The programme known as Jalinan Kasih which began with video shows about conflicts in Gaza captured their attention and interest to dig out more about what is happening in the outside world.
Director of National Child Development Research Centre (NCDRC), Universiti Pendidikan Sultan Idris (UPSI), Prof. Sopia Md Yasin said, the sharing session with the children also inculcated several acts of kindness such as the culture of helping as to encourage them in becoming more open and aware when disasters or crisis occur at one particular location.
“Even though the kids are around 6-year-old, such programme can help them open their eyes as IRM brings about an international context to them like what is happening in Bangladesh, Somalia, and more,” she said when being interviewed.
Prof. Sopia believes that the engagement of children should be further encouraged in the future so that the message that we want to deliver can produce better impacts for them.
“The upcoming modules to be introduced in the future should include more hands-on activities that involve kids to play their roles in a small group and automatically, IRM alongside teachers can work together to manage the activities.”
Apart from that, IRM also had the chance to deliver humanitarian messages to all parents involved in the programme which simultaneously increased their awareness about issues in war-thorn countries.
Speaking of the engagement of parents in the programme, Prof. Sopia states that through such sharing session conducted by IRM, she hopes that they can continuously share the knowledge with their kids.
“What I see is that parents’ engagement is necessary as it is so infrequent to have this chance where parents and kids can sit together and discuss about humanitarian issues although the explanation will be based on kids-level. However, it should be noted that kids must be trained to have a culture of giving and helping.”

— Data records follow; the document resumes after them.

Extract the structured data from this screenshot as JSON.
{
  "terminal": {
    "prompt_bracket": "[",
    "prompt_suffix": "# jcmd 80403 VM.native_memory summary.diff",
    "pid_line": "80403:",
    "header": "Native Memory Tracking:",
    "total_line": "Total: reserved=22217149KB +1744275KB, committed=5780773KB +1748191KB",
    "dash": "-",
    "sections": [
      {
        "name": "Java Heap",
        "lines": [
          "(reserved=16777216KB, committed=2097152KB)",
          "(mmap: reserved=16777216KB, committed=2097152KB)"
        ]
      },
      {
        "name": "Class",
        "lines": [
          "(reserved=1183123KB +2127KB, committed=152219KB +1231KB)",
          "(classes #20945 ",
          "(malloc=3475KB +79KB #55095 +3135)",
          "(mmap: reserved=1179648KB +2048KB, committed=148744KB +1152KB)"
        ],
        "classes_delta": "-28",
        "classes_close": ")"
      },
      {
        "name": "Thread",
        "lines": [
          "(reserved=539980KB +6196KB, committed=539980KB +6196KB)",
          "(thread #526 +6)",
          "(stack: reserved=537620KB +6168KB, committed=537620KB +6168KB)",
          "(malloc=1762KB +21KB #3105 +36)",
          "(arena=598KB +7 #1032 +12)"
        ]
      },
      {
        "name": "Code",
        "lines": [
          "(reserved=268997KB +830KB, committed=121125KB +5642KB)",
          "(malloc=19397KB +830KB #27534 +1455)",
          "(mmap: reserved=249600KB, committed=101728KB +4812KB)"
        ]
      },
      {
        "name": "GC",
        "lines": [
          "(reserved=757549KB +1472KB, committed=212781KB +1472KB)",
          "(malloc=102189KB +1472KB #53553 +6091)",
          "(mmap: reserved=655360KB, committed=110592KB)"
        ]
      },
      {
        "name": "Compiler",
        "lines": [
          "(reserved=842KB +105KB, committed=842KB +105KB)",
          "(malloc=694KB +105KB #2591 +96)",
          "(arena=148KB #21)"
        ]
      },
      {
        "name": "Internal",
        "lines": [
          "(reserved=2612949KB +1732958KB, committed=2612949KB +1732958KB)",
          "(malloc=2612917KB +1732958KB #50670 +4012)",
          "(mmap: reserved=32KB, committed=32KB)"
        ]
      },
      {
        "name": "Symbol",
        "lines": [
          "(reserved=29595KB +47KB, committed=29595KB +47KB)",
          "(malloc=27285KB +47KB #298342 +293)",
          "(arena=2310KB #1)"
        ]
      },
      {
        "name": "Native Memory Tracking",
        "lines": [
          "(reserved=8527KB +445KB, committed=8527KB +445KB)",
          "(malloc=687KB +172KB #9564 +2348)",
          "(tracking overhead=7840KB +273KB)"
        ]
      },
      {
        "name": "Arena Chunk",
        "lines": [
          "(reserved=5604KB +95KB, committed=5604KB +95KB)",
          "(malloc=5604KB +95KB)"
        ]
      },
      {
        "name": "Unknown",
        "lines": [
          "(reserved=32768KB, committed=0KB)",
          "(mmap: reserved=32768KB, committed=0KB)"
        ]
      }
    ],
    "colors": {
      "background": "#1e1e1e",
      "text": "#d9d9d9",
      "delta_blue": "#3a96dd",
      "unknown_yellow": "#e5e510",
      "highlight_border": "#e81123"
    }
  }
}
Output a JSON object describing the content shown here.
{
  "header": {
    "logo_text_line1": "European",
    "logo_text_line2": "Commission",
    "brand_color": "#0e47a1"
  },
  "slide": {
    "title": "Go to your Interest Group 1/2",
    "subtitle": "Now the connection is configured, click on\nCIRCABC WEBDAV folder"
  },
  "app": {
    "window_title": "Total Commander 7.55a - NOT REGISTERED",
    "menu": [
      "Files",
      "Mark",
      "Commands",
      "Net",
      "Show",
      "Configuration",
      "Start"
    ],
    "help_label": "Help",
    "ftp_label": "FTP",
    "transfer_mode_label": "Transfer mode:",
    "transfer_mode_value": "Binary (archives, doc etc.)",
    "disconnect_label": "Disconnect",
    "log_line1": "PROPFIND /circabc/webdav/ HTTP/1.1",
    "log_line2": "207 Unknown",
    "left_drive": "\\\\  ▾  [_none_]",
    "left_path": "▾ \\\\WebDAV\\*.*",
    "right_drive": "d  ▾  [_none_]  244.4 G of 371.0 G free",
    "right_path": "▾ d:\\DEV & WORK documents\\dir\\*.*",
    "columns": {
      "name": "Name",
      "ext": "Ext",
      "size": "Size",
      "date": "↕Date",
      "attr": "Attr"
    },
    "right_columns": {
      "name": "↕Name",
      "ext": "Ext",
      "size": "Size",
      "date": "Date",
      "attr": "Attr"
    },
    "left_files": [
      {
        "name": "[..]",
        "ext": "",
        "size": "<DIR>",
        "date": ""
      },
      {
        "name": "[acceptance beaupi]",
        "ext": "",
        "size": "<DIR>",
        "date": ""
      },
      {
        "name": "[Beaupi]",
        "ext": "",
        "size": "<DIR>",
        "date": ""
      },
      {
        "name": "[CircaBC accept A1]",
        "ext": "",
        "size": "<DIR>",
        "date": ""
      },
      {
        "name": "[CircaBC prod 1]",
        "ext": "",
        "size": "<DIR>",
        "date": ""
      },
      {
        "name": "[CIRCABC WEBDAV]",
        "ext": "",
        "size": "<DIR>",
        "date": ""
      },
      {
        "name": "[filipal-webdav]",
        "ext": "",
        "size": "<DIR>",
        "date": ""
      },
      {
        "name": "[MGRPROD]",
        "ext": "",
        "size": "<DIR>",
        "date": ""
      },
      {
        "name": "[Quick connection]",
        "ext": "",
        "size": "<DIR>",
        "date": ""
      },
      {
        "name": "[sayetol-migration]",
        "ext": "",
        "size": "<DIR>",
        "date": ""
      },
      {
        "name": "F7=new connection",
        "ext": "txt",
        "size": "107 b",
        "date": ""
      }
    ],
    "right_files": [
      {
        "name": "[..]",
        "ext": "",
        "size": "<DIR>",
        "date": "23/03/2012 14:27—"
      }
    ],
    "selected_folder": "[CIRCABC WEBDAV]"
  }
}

She hopes that such activity can help increase their understanding about humanitarian issues.